Data under study Block Start

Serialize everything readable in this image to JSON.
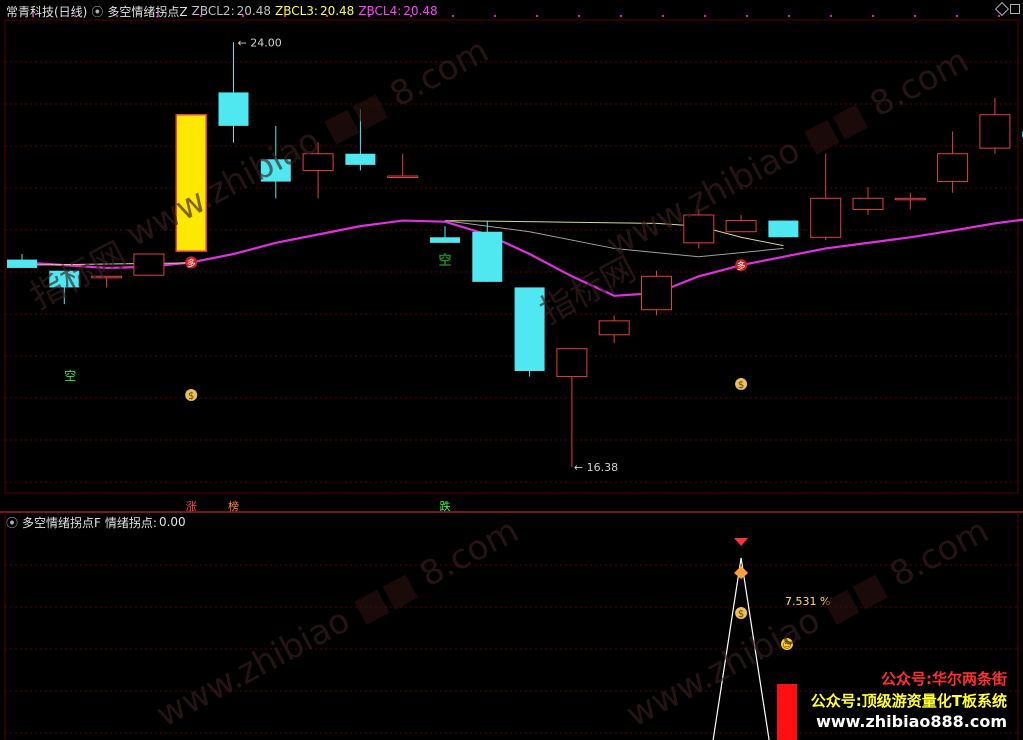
{
  "window": {
    "title": "常青科技(日线)"
  },
  "top_panel": {
    "indicator_name": "多空情绪拐点Z",
    "series": [
      {
        "label": "ZBCL2:",
        "value": "20.48",
        "color": "#c0c0c0"
      },
      {
        "label": "ZBCL3:",
        "value": "20.48",
        "color": "#ffff40"
      },
      {
        "label": "ZBCL4:",
        "value": "20.48",
        "color": "#ff40ff"
      }
    ],
    "high_marker": "24.00",
    "low_marker": "16.38",
    "kong_label": "空",
    "duo_label": "多",
    "money_icon_label": "$",
    "events": [
      "涨",
      "榜",
      "跌"
    ]
  },
  "bottom_panel": {
    "indicator_name": "多空情绪拐点F",
    "series_label": "情绪拐点:",
    "series_value": "0.00",
    "percent_label": "7.531 %"
  },
  "watermarks": {
    "site": "www.zhibiao",
    "site_suffix": "8.com",
    "cn": "指标网"
  },
  "promo": {
    "line1": "公众号:华尔两条街",
    "line2": "公众号:顶级游资量化T板系统",
    "line3": "www.zhibiao888.com"
  },
  "colors": {
    "up": "#e04040",
    "down": "#50e8f0",
    "ma_magenta": "#e030e0",
    "ma_yellow": "#d8d890",
    "ma_gray": "#a0a0a0",
    "grid": "#5a0000",
    "divider": "#a02020",
    "highlight": "#ffe800"
  },
  "chart_data": {
    "type": "candlestick",
    "y_range": [
      16.0,
      24.4
    ],
    "candles": [
      {
        "o": 20.1,
        "h": 20.2,
        "l": 19.95,
        "c": 19.95
      },
      {
        "o": 19.9,
        "h": 19.9,
        "l": 19.3,
        "c": 19.6
      },
      {
        "o": 19.8,
        "h": 19.8,
        "l": 19.6,
        "c": 19.8
      },
      {
        "o": 19.82,
        "h": 20.2,
        "l": 19.82,
        "c": 20.2
      },
      {
        "o": 20.25,
        "h": 22.7,
        "l": 20.25,
        "c": 22.7,
        "highlight": true
      },
      {
        "o": 23.1,
        "h": 24.0,
        "l": 22.2,
        "c": 22.5
      },
      {
        "o": 21.9,
        "h": 22.5,
        "l": 21.2,
        "c": 21.5
      },
      {
        "o": 21.7,
        "h": 22.2,
        "l": 21.2,
        "c": 22.0
      },
      {
        "o": 22.0,
        "h": 22.8,
        "l": 21.7,
        "c": 21.8
      },
      {
        "o": 21.6,
        "h": 22.0,
        "l": 21.6,
        "c": 21.6
      },
      {
        "o": 20.5,
        "h": 20.7,
        "l": 20.4,
        "c": 20.4
      },
      {
        "o": 20.6,
        "h": 20.8,
        "l": 19.7,
        "c": 19.7
      },
      {
        "o": 19.6,
        "h": 19.6,
        "l": 18.0,
        "c": 18.1
      },
      {
        "o": 18.0,
        "h": 18.1,
        "l": 16.38,
        "c": 18.5
      },
      {
        "o": 18.75,
        "h": 19.1,
        "l": 18.6,
        "c": 19.0
      },
      {
        "o": 19.2,
        "h": 19.9,
        "l": 19.1,
        "c": 19.8
      },
      {
        "o": 20.4,
        "h": 21.0,
        "l": 20.3,
        "c": 20.9
      },
      {
        "o": 20.6,
        "h": 20.9,
        "l": 20.6,
        "c": 20.8
      },
      {
        "o": 20.8,
        "h": 20.8,
        "l": 20.5,
        "c": 20.5
      },
      {
        "o": 20.5,
        "h": 22.0,
        "l": 20.45,
        "c": 21.2
      },
      {
        "o": 21.0,
        "h": 21.4,
        "l": 20.9,
        "c": 21.2
      },
      {
        "o": 21.2,
        "h": 21.3,
        "l": 21.0,
        "c": 21.2
      },
      {
        "o": 21.5,
        "h": 22.4,
        "l": 21.3,
        "c": 22.0
      },
      {
        "o": 22.1,
        "h": 23.0,
        "l": 22.0,
        "c": 22.7
      },
      {
        "o": 22.4,
        "h": 22.7,
        "l": 22.1,
        "c": 22.3
      }
    ],
    "ma_magenta": [
      20.05,
      20.0,
      19.95,
      19.97,
      20.05,
      20.2,
      20.4,
      20.55,
      20.7,
      20.8,
      20.78,
      20.55,
      20.2,
      19.8,
      19.45,
      19.5,
      19.8,
      20.0,
      20.15,
      20.3,
      20.4,
      20.5,
      20.62,
      20.75,
      20.85
    ],
    "ma_yellow_segment": [
      [
        10,
        20.8
      ],
      [
        15,
        20.75
      ],
      [
        16,
        20.7
      ],
      [
        17,
        20.5
      ],
      [
        18,
        20.35
      ]
    ],
    "ma_gray_segment": [
      [
        10,
        20.8
      ],
      [
        12,
        20.6
      ],
      [
        14,
        20.3
      ],
      [
        16,
        20.15
      ],
      [
        18,
        20.3
      ]
    ]
  }
}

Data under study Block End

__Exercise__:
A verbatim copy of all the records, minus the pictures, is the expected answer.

__Answer section__:
Serialize everything readable in this image to JSON.
{
  "window": {
    "title": "常青科技(日线)"
  },
  "top_panel": {
    "indicator_name": "多空情绪拐点Z",
    "series": [
      {
        "label": "ZBCL2:",
        "value": "20.48",
        "color": "#c0c0c0"
      },
      {
        "label": "ZBCL3:",
        "value": "20.48",
        "color": "#ffff40"
      },
      {
        "label": "ZBCL4:",
        "value": "20.48",
        "color": "#ff40ff"
      }
    ],
    "high_marker": "24.00",
    "low_marker": "16.38",
    "kong_label": "空",
    "duo_label": "多",
    "money_icon_label": "$",
    "events": [
      "涨",
      "榜",
      "跌"
    ]
  },
  "bottom_panel": {
    "indicator_name": "多空情绪拐点F",
    "series_label": "情绪拐点:",
    "series_value": "0.00",
    "percent_label": "7.531 %"
  },
  "watermarks": {
    "site": "www.zhibiao",
    "site_suffix": "8.com",
    "cn": "指标网"
  },
  "promo": {
    "line1": "公众号:华尔两条街",
    "line2": "公众号:顶级游资量化T板系统",
    "line3": "www.zhibiao888.com"
  },
  "colors": {
    "up": "#e04040",
    "down": "#50e8f0",
    "ma_magenta": "#e030e0",
    "ma_yellow": "#d8d890",
    "ma_gray": "#a0a0a0",
    "grid": "#5a0000",
    "divider": "#a02020",
    "highlight": "#ffe800"
  },
  "chart_data": {
    "type": "candlestick",
    "y_range": [
      16.0,
      24.4
    ],
    "candles": [
      {
        "o": 20.1,
        "h": 20.2,
        "l": 19.95,
        "c": 19.95
      },
      {
        "o": 19.9,
        "h": 19.9,
        "l": 19.3,
        "c": 19.6
      },
      {
        "o": 19.8,
        "h": 19.8,
        "l": 19.6,
        "c": 19.8
      },
      {
        "o": 19.82,
        "h": 20.2,
        "l": 19.82,
        "c": 20.2
      },
      {
        "o": 20.25,
        "h": 22.7,
        "l": 20.25,
        "c": 22.7,
        "highlight": true
      },
      {
        "o": 23.1,
        "h": 24.0,
        "l": 22.2,
        "c": 22.5
      },
      {
        "o": 21.9,
        "h": 22.5,
        "l": 21.2,
        "c": 21.5
      },
      {
        "o": 21.7,
        "h": 22.2,
        "l": 21.2,
        "c": 22.0
      },
      {
        "o": 22.0,
        "h": 22.8,
        "l": 21.7,
        "c": 21.8
      },
      {
        "o": 21.6,
        "h": 22.0,
        "l": 21.6,
        "c": 21.6
      },
      {
        "o": 20.5,
        "h": 20.7,
        "l": 20.4,
        "c": 20.4
      },
      {
        "o": 20.6,
        "h": 20.8,
        "l": 19.7,
        "c": 19.7
      },
      {
        "o": 19.6,
        "h": 19.6,
        "l": 18.0,
        "c": 18.1
      },
      {
        "o": 18.0,
        "h": 18.1,
        "l": 16.38,
        "c": 18.5
      },
      {
        "o": 18.75,
        "h": 19.1,
        "l": 18.6,
        "c": 19.0
      },
      {
        "o": 19.2,
        "h": 19.9,
        "l": 19.1,
        "c": 19.8
      },
      {
        "o": 20.4,
        "h": 21.0,
        "l": 20.3,
        "c": 20.9
      },
      {
        "o": 20.6,
        "h": 20.9,
        "l": 20.6,
        "c": 20.8
      },
      {
        "o": 20.8,
        "h": 20.8,
        "l": 20.5,
        "c": 20.5
      },
      {
        "o": 20.5,
        "h": 22.0,
        "l": 20.45,
        "c": 21.2
      },
      {
        "o": 21.0,
        "h": 21.4,
        "l": 20.9,
        "c": 21.2
      },
      {
        "o": 21.2,
        "h": 21.3,
        "l": 21.0,
        "c": 21.2
      },
      {
        "o": 21.5,
        "h": 22.4,
        "l": 21.3,
        "c": 22.0
      },
      {
        "o": 22.1,
        "h": 23.0,
        "l": 22.0,
        "c": 22.7
      },
      {
        "o": 22.4,
        "h": 22.7,
        "l": 22.1,
        "c": 22.3
      }
    ],
    "ma_magenta": [
      20.05,
      20.0,
      19.95,
      19.97,
      20.05,
      20.2,
      20.4,
      20.55,
      20.7,
      20.8,
      20.78,
      20.55,
      20.2,
      19.8,
      19.45,
      19.5,
      19.8,
      20.0,
      20.15,
      20.3,
      20.4,
      20.5,
      20.62,
      20.75,
      20.85
    ],
    "ma_yellow_segment": [
      [
        10,
        20.8
      ],
      [
        15,
        20.75
      ],
      [
        16,
        20.7
      ],
      [
        17,
        20.5
      ],
      [
        18,
        20.35
      ]
    ],
    "ma_gray_segment": [
      [
        10,
        20.8
      ],
      [
        12,
        20.6
      ],
      [
        14,
        20.3
      ],
      [
        16,
        20.15
      ],
      [
        18,
        20.3
      ]
    ]
  }
}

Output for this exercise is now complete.